One of my best friends even texted me “Don’t cry! You’re at Yogatown!” I thought I might spend the whole weekend crying, not a first in my book as far as broken hearts are concerned, but after two days, 4 Yoga sessions, multiple sitting meditations, and one walking meditation, I reached a sort of detachment and calmness. In fact, I stopped obsessing over painful thoughts, and it was not because they did not come to me, but I was more adept at sending them away by weekend’s end.
This was the first ashram I have visited, but I’m pretty sure the schedule was standard ashram fare, early (early) morning meditation, morning Yoga, vegetarian meals, afternoon Yoga, and more meditation opportunities and lectures. At Saturday satsang, Doug Keller was one of the featured speakers. There was also an Israeli family of five visiting the ashram. The oldest son, a young teenager, masterfully juggled at meals. Their young daughter could go into lotus pose without batting an eye, and their rambunctious four year old son [Elisha-see video on this page] giggled all day, riding a bike around the lawn, a constant reminder to cultivate child like wonder and awe. They were my favorite ashram guests, sorry Doug! Yogaville has also cornered the market on its unique alarm clock system. Each morning, I awoke to the sounds of violin music played by an 80 year old former nun turned Swami (And I also heard they were hosting line dancing the night after we departed. It’s an Ashram Y’all!).
In meditation the first morning, I kept having an experience which is somewhat hard to describe, but let me try…I kept feeling like I was dropping into myself, as soon as I became aware of the feeling, as in “This feels goooood,” I lost it. But I kept dropping into it; it felt like home. Of course, again, as soon as I realized this, I was no longer there. However, I wanted more. In that sense, meditation became like the homemade cornbread served at several of the meals, addictive, yet with no threat of loosing brain cells. (In fact, meditation has been shown to increase the part of the brain that is responsible for tempered decision making, the part of the brain that is still developing in teenagers).
I also sat for mediation in the LOTUS temple, which is on the second floor of the building, situated on butterfly lakes at the base of the Blue Ridge Mountains.
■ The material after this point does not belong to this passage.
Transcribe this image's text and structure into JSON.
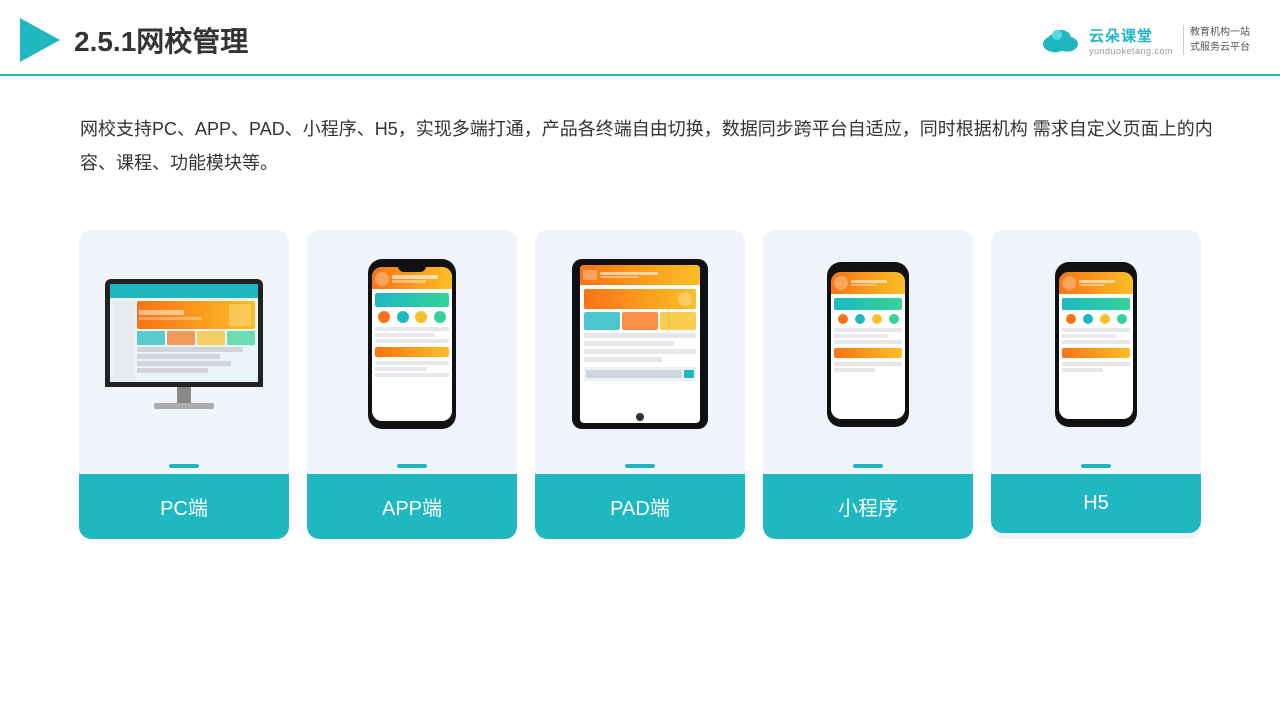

The inner sanctum is illuminated by subtle neon lights (surprisingly not an oxymoron). This is not your grandparents’ temple, and I wasn’t too surprised to learn that the shrine was constructed in the 80s, a decade I associate both with being born and with substantial lapses in judgment from Miles Davis.
Despite this, the temple does not feel hokey, rather it buzzes with energy, perhaps from the neon tubes, but maybe also from good vibes and from the fact that the temple was built to promote interfaith understanding; The goal of Integral Yoga is “to realize the spiritual unity behind all the diversity in the entire creation and to live harmoniously as members of one universal family,” as Integral Yoga Teacher Trace Sahaja Bonner explains (a mission that melts even my cynical post-college-in-the-recession-era heart).
Yeah, it’s a lofty goal, but a LOTUS temple in the middle of the rural Virginia probably sounded pretty lofty once too.
Source: Reprinted from ElephantJournal.com